Work order:
The entries that follow must be written out exactly, without any of the pictures they contain.

Data:
****

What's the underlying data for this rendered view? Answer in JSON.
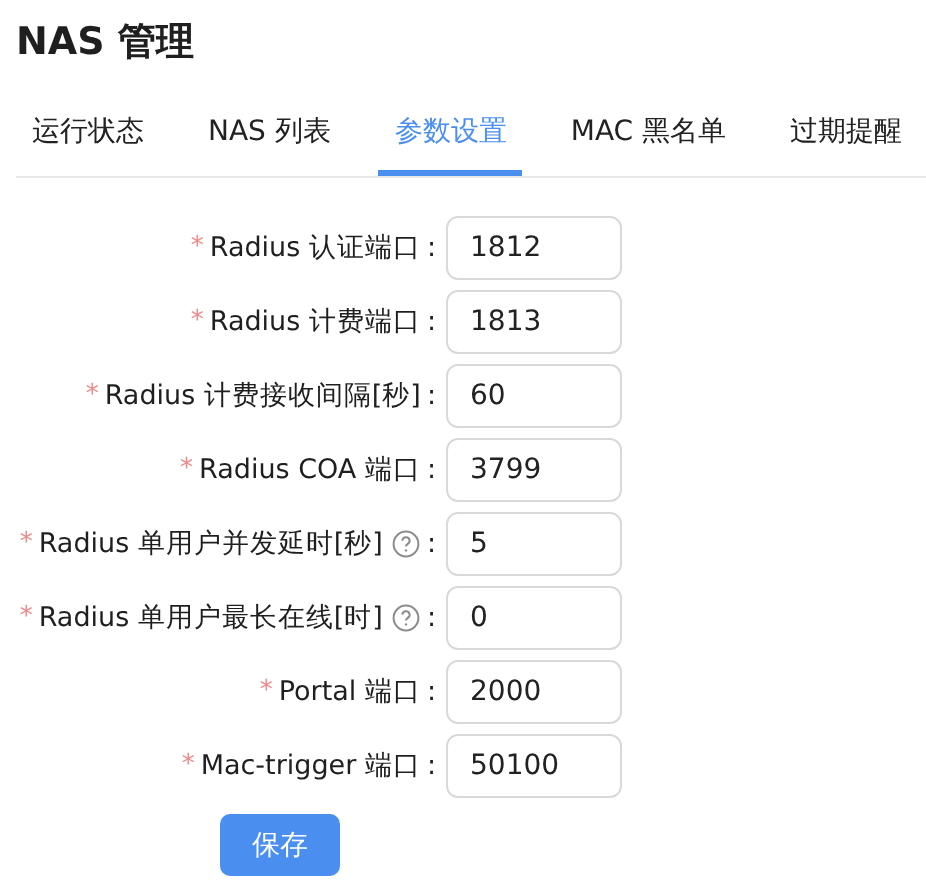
{
  "page": {
    "title": "NAS 管理"
  },
  "tabs": [
    {
      "label": "运行状态",
      "selected": false
    },
    {
      "label": "NAS 列表",
      "selected": false
    },
    {
      "label": "参数设置",
      "selected": true
    },
    {
      "label": "MAC 黑名单",
      "selected": false
    },
    {
      "label": "过期提醒",
      "selected": false
    }
  ],
  "form": {
    "fields": [
      {
        "required_mark": "*",
        "label": "Radius 认证端口",
        "help": false,
        "colon": ":",
        "value": "1812"
      },
      {
        "required_mark": "*",
        "label": "Radius 计费端口",
        "help": false,
        "colon": ":",
        "value": "1813"
      },
      {
        "required_mark": "*",
        "label": "Radius 计费接收间隔[秒]",
        "help": false,
        "colon": ":",
        "value": "60"
      },
      {
        "required_mark": "*",
        "label": "Radius COA 端口",
        "help": false,
        "colon": ":",
        "value": "3799"
      },
      {
        "required_mark": "*",
        "label": "Radius 单用户并发延时[秒]",
        "help": true,
        "colon": ":",
        "value": "5"
      },
      {
        "required_mark": "*",
        "label": "Radius 单用户最长在线[时]",
        "help": true,
        "colon": ":",
        "value": "0"
      },
      {
        "required_mark": "*",
        "label": "Portal 端口",
        "help": false,
        "colon": ":",
        "value": "2000"
      },
      {
        "required_mark": "*",
        "label": "Mac-trigger 端口",
        "help": false,
        "colon": ":",
        "value": "50100"
      }
    ],
    "submit": "保存"
  }
}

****

Your solution:
What's the underlying data for this rendered view? Answer in JSON.
{
  "page": {
    "title": "NAS 管理"
  },
  "tabs": [
    {
      "label": "运行状态",
      "selected": false
    },
    {
      "label": "NAS 列表",
      "selected": false
    },
    {
      "label": "参数设置",
      "selected": true
    },
    {
      "label": "MAC 黑名单",
      "selected": false
    },
    {
      "label": "过期提醒",
      "selected": false
    }
  ],
  "form": {
    "fields": [
      {
        "required_mark": "*",
        "label": "Radius 认证端口",
        "help": false,
        "colon": ":",
        "value": "1812"
      },
      {
        "required_mark": "*",
        "label": "Radius 计费端口",
        "help": false,
        "colon": ":",
        "value": "1813"
      },
      {
        "required_mark": "*",
        "label": "Radius 计费接收间隔[秒]",
        "help": false,
        "colon": ":",
        "value": "60"
      },
      {
        "required_mark": "*",
        "label": "Radius COA 端口",
        "help": false,
        "colon": ":",
        "value": "3799"
      },
      {
        "required_mark": "*",
        "label": "Radius 单用户并发延时[秒]",
        "help": true,
        "colon": ":",
        "value": "5"
      },
      {
        "required_mark": "*",
        "label": "Radius 单用户最长在线[时]",
        "help": true,
        "colon": ":",
        "value": "0"
      },
      {
        "required_mark": "*",
        "label": "Portal 端口",
        "help": false,
        "colon": ":",
        "value": "2000"
      },
      {
        "required_mark": "*",
        "label": "Mac-trigger 端口",
        "help": false,
        "colon": ":",
        "value": "50100"
      }
    ],
    "submit": "保存"
  }
}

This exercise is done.